The video also shows that the copy in the example is only allowed against payment of a sum of money. Pioneer does not provide any information about how much a copy will ultimately cost. The copied movie can then be played in HD quality from the hard drive without having to insert the source disc. It is still unclear whether the player, which supports the DLNA streaming standard, can also send this content to clients in the local network.

As With Software, There Are Always New Versions Of HDMI, A Brief Overview Of The Following Table Should Provide:


Übersicht aller HDMI-Spezifikationen

And then a pin assignment:

Steckerbelegung HDMI

Pin1: TMDS Data2+
Pin2: TMDS Data2 Shield
Pin3: TMDS Data2-
Pin4: TMDS Data1+
Pin5: TMDS Data1 Shield
Pin6: TMDS Data1-
Pin7: TMDS Data0+
Pin8: TMDS Data0 Shield
Pin9: TMDS Data0-
Pin10: TMDS Clock+
Pin11: TMDS Clock Shield
Pin12: TMDS Clock-
Pin13: CEC
Pin14: Reserved
Pin15: SCL
Pin16: SDA
Pin17: DDC/CEC Ground
Pin18: +5 Volt Supply Voltage
Pin19: Hot Plug Detact.

News Ticker:

November 2009:

New logos For HDMI From 01.01.2012

As of Jan. 1, 2012, manufacturers of HDMI products may only advertise with the new logos specified by HDMI Licensing LLC. With this measure, the organization wants to create more clarity, since with the introduction of HDMI 1.4 are now five different types of HDMI cables on the market.


Corresponding cables and devices advertise with version numbers such as HDMI 1.3, 1.3a or, more recently, 1.4, which is of little informative value to most customers and leads to the first having to laboriously find out about the functions of the HDMI versions.

HDMI Licensing LLC has now divided the HDMI cables into five categories, the corresponding logos indicate the different functions: In addition to the “Standard HDMI Cable”, there is the variant with Ethernet “Standard HDMI Cable with Ethernet”. The “Standard Automotive HDMI Cable” is suitable for installation in vehicles. The types “High-Speed HDMI Cable” and “High-Speed HDMI Cable with Ethernet” support the higher data rates introduced from HDMI specification 1.4.


The new logos for these are as follows:

Neue HDMI-Logos ab 2012

Februar 2010:

HDMI Licensing LLC announced on Feb. 6, 2010, that HDMI version 1.4a was already in the works, although the basic version 1.4 is hardly used productively at present. The background to this announcement was a meeting of the consortium in which industry representatives had called for improvements.

According to HDMI Licensing LLC, the specification is to be adapted to the extent that 3D TV receivers already available will also officially comply with the standard, even if they only support one of the optional 3D transmission methods.
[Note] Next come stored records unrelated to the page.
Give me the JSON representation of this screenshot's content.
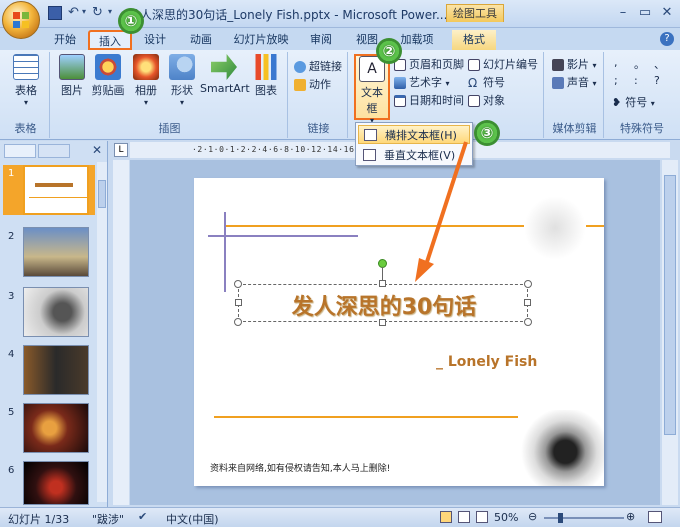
{
  "window": {
    "title": "发人深思的30句话_Lonely Fish.pptx - Microsoft Power...",
    "tools_tab": "绘图工具",
    "controls": [
      "–",
      "▭",
      "✕"
    ]
  },
  "ribbon_tabs": [
    "开始",
    "插入",
    "设计",
    "动画",
    "幻灯片放映",
    "审阅",
    "视图",
    "加载项",
    "格式"
  ],
  "groups": {
    "table": {
      "label": "表格",
      "btn": "表格"
    },
    "illustrations": {
      "label": "插图",
      "btns": [
        "图片",
        "剪贴画",
        "相册",
        "形状",
        "SmartArt",
        "图表"
      ]
    },
    "links": {
      "label": "链接",
      "btns": [
        "超链接",
        "动作"
      ]
    },
    "text": {
      "textbox_btn": "文本框",
      "small": [
        "页眉和页脚",
        "艺术字",
        "日期和时间",
        "幻灯片编号",
        "符号",
        "对象"
      ]
    },
    "media": {
      "label": "媒体剪辑",
      "btns": [
        "影片",
        "声音"
      ]
    },
    "special": {
      "label": "特殊符号",
      "btn": "符号",
      "glyphs": [
        ",",
        "。",
        "、",
        ";",
        ":",
        "?"
      ]
    }
  },
  "dropdown": {
    "items": [
      "横排文本框(H)",
      "垂直文本框(V)"
    ]
  },
  "markers": [
    "①",
    "②",
    "③"
  ],
  "ruler_text": "·2·1·0·1·2·2·4·6·8·10·12·14·16·18·20·22",
  "slide_numbers": [
    "1",
    "2",
    "3",
    "4",
    "5",
    "6"
  ],
  "slide": {
    "title": "发人深思的30句话",
    "author": "_ Lonely Fish",
    "footer": "资料来自网络,如有侵权请告知,本人马上删除!"
  },
  "status": {
    "slide_info": "幻灯片 1/33",
    "theme": "\"跋涉\"",
    "language": "中文(中国)",
    "zoom": "50%"
  },
  "colors": {
    "accent_orange": "#f0a020",
    "title_text": "#b8742a",
    "arrow": "#f07020",
    "marker": "#4caf3a"
  }
}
No further details were given. The revised HDMI 1.4a specification is expected to be finalized shortly.

In addition, the HDMI Consortium has published the part of the HDMI 1.4 specification that relates to stereoscopic images. Among other things, this describes the “frame packing” process, which shows how the images for both eyes are transmitted together in one frame.
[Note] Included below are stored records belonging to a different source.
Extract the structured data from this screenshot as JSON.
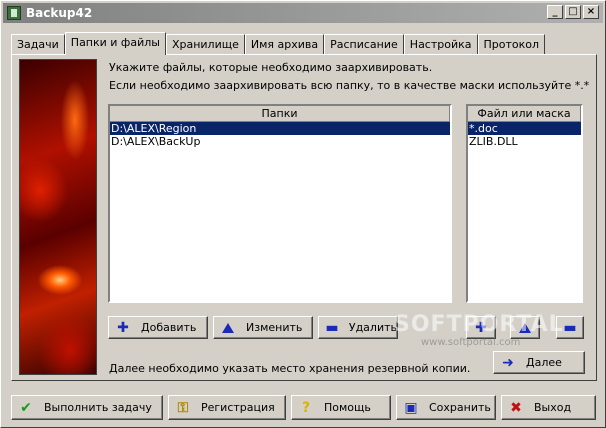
{
  "window": {
    "title": "Backup42",
    "min": "_",
    "max": "□",
    "close": "×"
  },
  "tabs": [
    {
      "label": "Задачи"
    },
    {
      "label": "Папки и файлы"
    },
    {
      "label": "Хранилище"
    },
    {
      "label": "Имя архива"
    },
    {
      "label": "Расписание"
    },
    {
      "label": "Настройка"
    },
    {
      "label": "Протокол"
    }
  ],
  "active_tab": 1,
  "instructions": {
    "line1": "Укажите файлы, которые необходимо заархивировать.",
    "line2": "Если необходимо заархивировать всю папку, то в качестве маски используйте *.*"
  },
  "folders": {
    "header": "Папки",
    "items": [
      "D:\\ALEX\\Region",
      "D:\\ALEX\\BackUp"
    ],
    "selected": 0,
    "add": "Добавить",
    "edit": "Изменить",
    "delete": "Удалить"
  },
  "masks": {
    "header": "Файл или маска",
    "items": [
      "*.doc",
      "ZLIB.DLL"
    ],
    "selected": 0
  },
  "next_note": "Далее необходимо указать место хранения резервной копии.",
  "next_button": "Далее",
  "bottom": {
    "run": "Выполнить задачу",
    "register": "Регистрация",
    "help": "Помощь",
    "save": "Сохранить",
    "exit": "Выход"
  },
  "watermark": {
    "text": "SOFTPORTAL",
    "url": "www.softportal.com"
  }
}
Accordingly, the image for the left eye is located in the upper part of the frame and the right in the lower. This creates a 3D image with a total resolution of 1,920 x 2,205 pixels, which contains two images of 1,920 x 1,080 pixels each, separated by a space of 45 lines.
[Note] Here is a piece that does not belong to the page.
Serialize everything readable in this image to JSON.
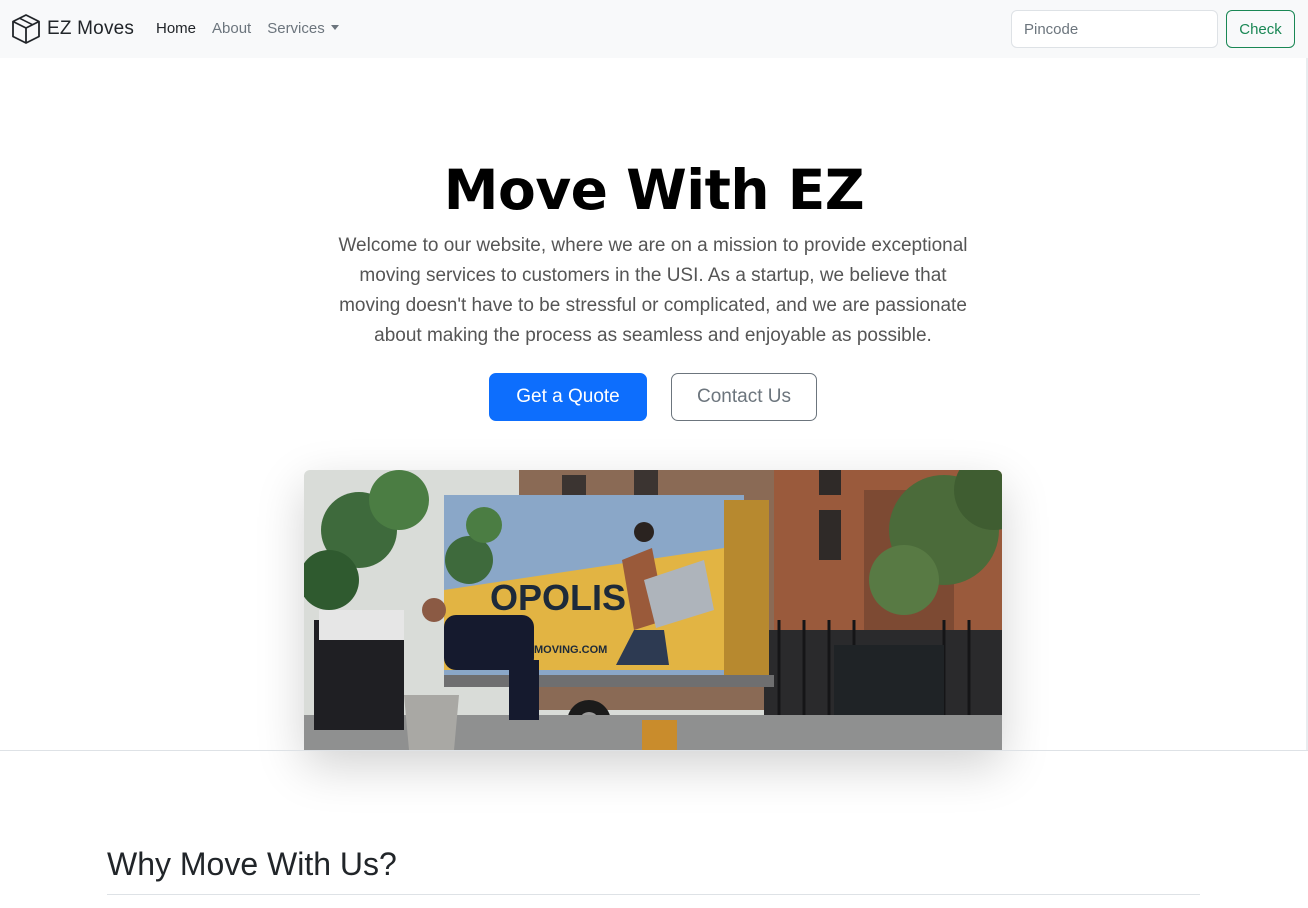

HDMI Licensing LLC CEO Steve Venuti explained that the consortium is aware of the importance of uniform 3D formats for movies, games, and TV content. He said they published the specifications so that companies not participating in the HDMI Adopter Agreement could access them. “The adoption of 3D in the mass market is gaining momentum and HDMI is ready to support this significant market development”, Venuti said.

Music has accompanied Horst all his life. He has set up a home studio in his basement, where he regularly records tracks. On weekends, he is regularly booked as a DJ at parties. For the right equipment he is therefore always up to date with the latest technology. At hifi-online.net he is therefore the expert for speakers and all music systems and helps you with his tips to find the right product.